Same-Sex Marriage Battle Quickly Moves to Next Arena: The Assembly
Equality Maryland, the gay-rights group on the losing side of last week's court ruling upholding the state's ban on same-sex marriage, has issued a call to arms.
"Having just faced such a heartbreaking loss, sometimes it is hard to feel energized about continuing our fight for equality," Executive Director Dan Furmansky wrote in an e-mail to supporters. "Make no mistake -- we cannot stop."
The group plans a canvassing and lobbying campaign and a major fundraising push before the start of the General Assembly's 90-day session, when several lawmakers have pledged to file a bill, called the Religious Freedom and Civil Marriage Protection Act, that would legalize same-sex marriage.
The Silver Spring-based nonprofit group added staff workers and expanded its crew of lobbyists in Annapolis to prepare for the Court of Appeals decision.

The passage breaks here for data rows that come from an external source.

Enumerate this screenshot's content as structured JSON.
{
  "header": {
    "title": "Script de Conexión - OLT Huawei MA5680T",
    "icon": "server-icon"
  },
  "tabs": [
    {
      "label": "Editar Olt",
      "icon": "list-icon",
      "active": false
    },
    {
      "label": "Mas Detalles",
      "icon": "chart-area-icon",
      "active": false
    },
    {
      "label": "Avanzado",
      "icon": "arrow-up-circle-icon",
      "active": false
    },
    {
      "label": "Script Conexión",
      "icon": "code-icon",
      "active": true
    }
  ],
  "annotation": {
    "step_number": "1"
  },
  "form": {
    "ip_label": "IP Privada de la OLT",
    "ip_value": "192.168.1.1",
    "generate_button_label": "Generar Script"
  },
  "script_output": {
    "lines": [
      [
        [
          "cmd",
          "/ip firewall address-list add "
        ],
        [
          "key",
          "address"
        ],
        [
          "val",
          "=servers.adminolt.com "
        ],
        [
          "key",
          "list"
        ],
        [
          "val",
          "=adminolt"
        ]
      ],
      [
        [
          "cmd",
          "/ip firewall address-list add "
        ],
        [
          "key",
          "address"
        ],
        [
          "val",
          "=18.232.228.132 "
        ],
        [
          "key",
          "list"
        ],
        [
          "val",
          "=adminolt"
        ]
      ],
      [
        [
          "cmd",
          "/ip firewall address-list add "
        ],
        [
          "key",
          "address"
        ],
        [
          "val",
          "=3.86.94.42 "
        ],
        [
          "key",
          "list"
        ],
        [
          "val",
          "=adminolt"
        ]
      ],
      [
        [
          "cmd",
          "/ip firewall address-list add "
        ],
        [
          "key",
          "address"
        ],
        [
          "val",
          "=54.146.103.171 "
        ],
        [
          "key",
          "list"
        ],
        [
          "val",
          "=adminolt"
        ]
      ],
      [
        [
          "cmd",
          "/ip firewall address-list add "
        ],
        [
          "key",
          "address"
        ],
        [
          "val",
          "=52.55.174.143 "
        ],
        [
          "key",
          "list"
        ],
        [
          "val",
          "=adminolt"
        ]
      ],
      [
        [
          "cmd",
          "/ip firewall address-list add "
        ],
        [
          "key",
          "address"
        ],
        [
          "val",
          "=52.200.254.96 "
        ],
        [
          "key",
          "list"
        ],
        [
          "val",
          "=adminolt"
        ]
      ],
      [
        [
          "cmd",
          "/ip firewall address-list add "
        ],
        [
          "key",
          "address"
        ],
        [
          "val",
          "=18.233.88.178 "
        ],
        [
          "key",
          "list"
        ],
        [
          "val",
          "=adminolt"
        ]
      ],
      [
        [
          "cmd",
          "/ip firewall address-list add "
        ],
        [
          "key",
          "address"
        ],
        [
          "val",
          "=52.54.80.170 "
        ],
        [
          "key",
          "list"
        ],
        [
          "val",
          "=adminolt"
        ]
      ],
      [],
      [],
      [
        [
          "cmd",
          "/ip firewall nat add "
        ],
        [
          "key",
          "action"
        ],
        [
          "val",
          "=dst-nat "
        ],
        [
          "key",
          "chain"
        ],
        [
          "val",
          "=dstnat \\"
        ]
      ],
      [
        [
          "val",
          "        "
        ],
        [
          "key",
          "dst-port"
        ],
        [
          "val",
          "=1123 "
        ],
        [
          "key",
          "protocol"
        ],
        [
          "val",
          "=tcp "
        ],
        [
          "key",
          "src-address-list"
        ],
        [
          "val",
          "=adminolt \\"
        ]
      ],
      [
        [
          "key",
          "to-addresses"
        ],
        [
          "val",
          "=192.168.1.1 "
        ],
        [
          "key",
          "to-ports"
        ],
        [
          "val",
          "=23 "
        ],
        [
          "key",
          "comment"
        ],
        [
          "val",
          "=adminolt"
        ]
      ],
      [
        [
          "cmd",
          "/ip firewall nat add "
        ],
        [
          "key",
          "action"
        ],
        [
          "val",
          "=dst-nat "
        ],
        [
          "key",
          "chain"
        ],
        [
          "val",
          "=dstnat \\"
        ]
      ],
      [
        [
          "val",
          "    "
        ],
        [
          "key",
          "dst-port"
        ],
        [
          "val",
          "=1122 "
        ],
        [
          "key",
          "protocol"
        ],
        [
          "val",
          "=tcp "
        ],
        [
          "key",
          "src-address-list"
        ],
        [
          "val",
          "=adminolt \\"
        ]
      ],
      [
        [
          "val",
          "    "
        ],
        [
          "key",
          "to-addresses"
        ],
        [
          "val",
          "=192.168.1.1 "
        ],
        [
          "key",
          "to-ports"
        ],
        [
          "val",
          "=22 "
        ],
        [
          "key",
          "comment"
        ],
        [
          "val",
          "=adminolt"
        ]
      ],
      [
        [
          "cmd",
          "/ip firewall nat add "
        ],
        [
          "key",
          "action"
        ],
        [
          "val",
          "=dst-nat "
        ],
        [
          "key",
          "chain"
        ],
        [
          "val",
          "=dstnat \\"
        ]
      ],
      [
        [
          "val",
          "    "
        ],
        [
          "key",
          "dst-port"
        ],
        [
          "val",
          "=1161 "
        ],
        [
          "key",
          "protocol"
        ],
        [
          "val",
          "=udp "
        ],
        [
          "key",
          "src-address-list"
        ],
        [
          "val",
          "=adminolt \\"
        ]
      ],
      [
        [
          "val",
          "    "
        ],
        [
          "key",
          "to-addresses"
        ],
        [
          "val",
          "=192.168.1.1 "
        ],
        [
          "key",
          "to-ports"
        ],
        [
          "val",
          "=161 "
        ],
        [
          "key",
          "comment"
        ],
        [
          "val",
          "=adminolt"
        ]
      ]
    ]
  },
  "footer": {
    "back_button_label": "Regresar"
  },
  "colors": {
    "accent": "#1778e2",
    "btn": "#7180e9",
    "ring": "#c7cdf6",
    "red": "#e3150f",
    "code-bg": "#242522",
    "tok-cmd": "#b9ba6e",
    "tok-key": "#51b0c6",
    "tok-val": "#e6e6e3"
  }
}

"We believe people will be a little more inspired than normal" to give money, Furmansky said in an interview.
Equality Maryland also is working hard to build alliances in Maryland's large black community, which is divided on the issue of same-sex marriage.
On the other side, those championing a constitutional ban on gay marriage are promising a grass-roots campaign.
"There is an organized effort going on," said Del. Donald H. Dwyer Jr. (R-Anne Arundel), who has seen his bill for a constitutional amendment defeated in the legislature for three years running. "But it would be foolish for me to reveal what we're doing."
-- Lisa Rein
Taking an Accounting of Blame
Let the tax wars begin.